N2821A Agilent High Sensitivity AC/DC Current Probe (1-ch)

N2821A Agilent High Sensitivity AC/DC Current Probe (1-ch)
3 MHz
Key Features & Specifications

Industry’s highest sensitivity
•Minimum current range of 50 uA
•Maximum current range of 5 A
•Normal dynamic range of >1,000:1 or 60 dB
– 3 MHz – zoom-out channel
– 500 kHz – zoom-in channel
See the details without losing sight of the big picture
•Ideal for capturing and analyzing low level current flow in the DUT to characterize sub-circuits or measuring current consumption of wireless battery-powered devices or integrated circuits
•Use selectable high- or low- gain view of the current waveform for normal dynamic range measurement
•Probe accessories included with the probe or orderable separately: interchangeable sensor heads, MBB receptacles, headers and hook-up wires

As modern battery-powered devices and integrated circuits become more green and energy efficient, there is a growing need to make high-sensitivity, low-level current measurements to ensure the current consumption of these devices is in acceptable limits. The N2821A high-sensitivity probe is engineered to make high-dynamic-range, high-sensitivity measurements to meet today’s challenging current measurement needs.

The ultra-sensitive N2821A AC/DC current probe can support measurements from 50 uA to 5 A on Agilent oscilloscopes. The N2821A interface uses a make-before-break (MBB) connector, allowing you to quickly probe multiple locations on your DUT without having to solder or unsolder the leads.

The N2820A 2-channel current probe connects to two oscilloscope channels to provide simultaneous low- and high-gain views for wider dynamic range measurement, while the N2821A 1-channel current probe provides one user-selectable view at a time.

Use in combination with the 9000 H-Series HD Infiniium oscilloscopes for the ultimate high-definition measurement solution.
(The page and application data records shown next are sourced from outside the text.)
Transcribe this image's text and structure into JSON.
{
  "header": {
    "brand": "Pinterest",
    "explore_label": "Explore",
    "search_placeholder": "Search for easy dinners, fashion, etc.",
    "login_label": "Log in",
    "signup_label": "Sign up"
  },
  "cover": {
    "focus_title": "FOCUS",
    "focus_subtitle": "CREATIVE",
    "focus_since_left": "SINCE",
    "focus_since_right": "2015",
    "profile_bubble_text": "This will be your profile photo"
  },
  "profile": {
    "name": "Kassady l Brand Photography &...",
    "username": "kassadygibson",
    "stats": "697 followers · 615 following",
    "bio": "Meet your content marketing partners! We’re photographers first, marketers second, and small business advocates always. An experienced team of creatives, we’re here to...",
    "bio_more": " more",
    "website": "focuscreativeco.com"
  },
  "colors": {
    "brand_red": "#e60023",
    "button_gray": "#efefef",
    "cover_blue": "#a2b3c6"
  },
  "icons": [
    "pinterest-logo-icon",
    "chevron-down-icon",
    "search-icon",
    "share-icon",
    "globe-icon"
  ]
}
Use an area-under-the-curve measurement (Charge) on Infiniium oscilloscopes where you can easily calculate the integrated current consumptions over time in Coulombs.